When we punish a kid for talking back, what we’re really saying is that their inner voice or feelings are irrelevant. And punishing surface behavior without addressing the source, the underlying unmet needs, often leads to what Dr. Thomas Gordon referred to as the Three R’s: Retaliation, Rebellion, and Resistance.

Do you want to build an environment where your child feels like they can tell you the truth 100% of the time? Do you want to teach them that they should never stand down in the face of prejudice, injustice—or even being told by an adult to do something they’re uncomfortable with?

Watch my TEDx talk for tips on how to communicate effectively and compassionately with your children, especially when they seem to be acting up. Let them know that they’re not “bad kids” for speaking up.

Love and Blessings,

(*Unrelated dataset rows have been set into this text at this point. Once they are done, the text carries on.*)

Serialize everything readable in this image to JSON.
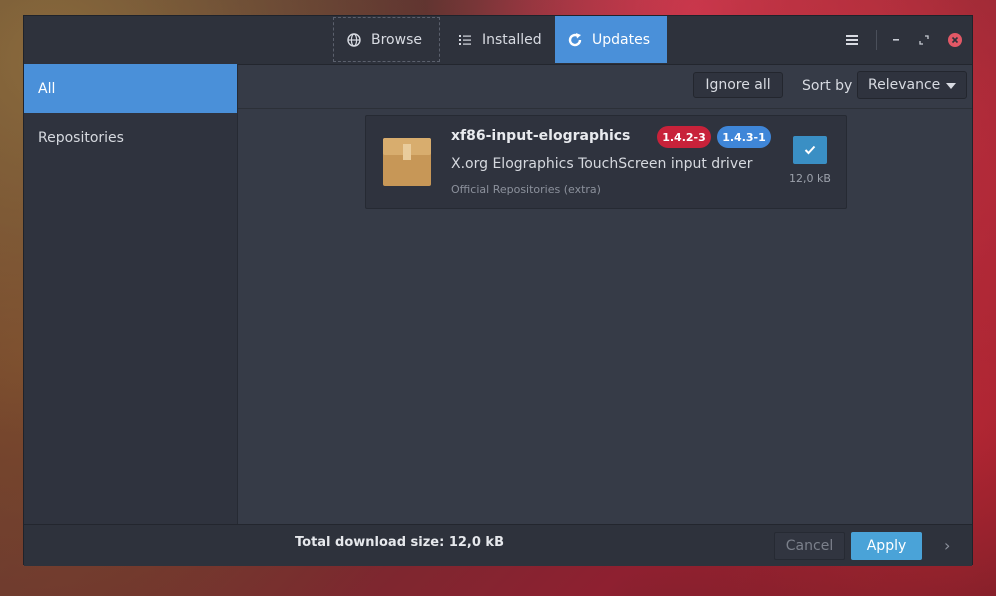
{
  "header": {
    "tabs": [
      {
        "label": "Browse",
        "icon": "globe-icon",
        "state": "focused"
      },
      {
        "label": "Installed",
        "icon": "list-icon",
        "state": "normal"
      },
      {
        "label": "Updates",
        "icon": "refresh-icon",
        "state": "active"
      }
    ],
    "menu_icon": "hamburger-menu-icon",
    "window_controls": [
      "minimize-icon",
      "restore-icon",
      "close-icon"
    ]
  },
  "sidebar": {
    "items": [
      {
        "label": "All",
        "active": true
      },
      {
        "label": "Repositories",
        "active": false
      }
    ]
  },
  "toolbar": {
    "ignore_all_label": "Ignore all",
    "sort_label": "Sort by",
    "sort_value": "Relevance"
  },
  "packages": [
    {
      "name": "xf86-input-elographics",
      "old_version": "1.4.2-3",
      "new_version": "1.4.3-1",
      "description": "X.org Elographics TouchScreen input driver",
      "repository": "Official Repositories (extra)",
      "size": "12,0 kB",
      "selected": true,
      "icon": "package-box-icon"
    }
  ],
  "footer": {
    "total_download": "Total download size: 12,0 kB",
    "cancel_label": "Cancel",
    "apply_label": "Apply",
    "next_glyph": "›"
  },
  "colors": {
    "accent": "#4a90d9",
    "old_version_badge": "#c8223a",
    "new_version_badge": "#3f86d8",
    "apply_button": "#4aa3d8",
    "window_bg": "#363b47"
  }
}
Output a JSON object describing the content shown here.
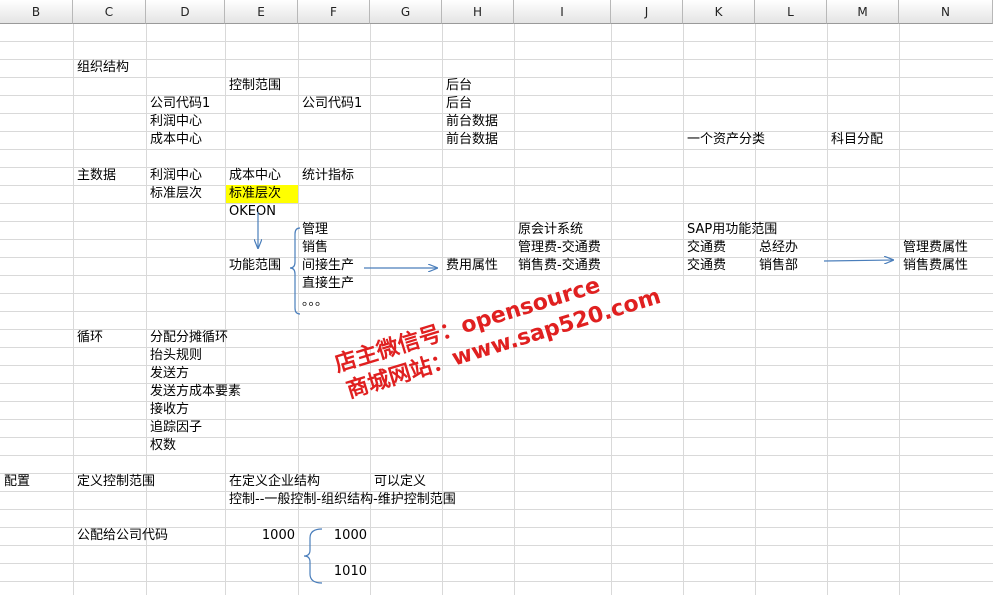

P.S. If you’re looking for a welcoming, compassionate group of parents that will accompany you on the journey to find solutions to our societal situation, through parental ups and downs, join our Conscious Parenting Private Facebook Group.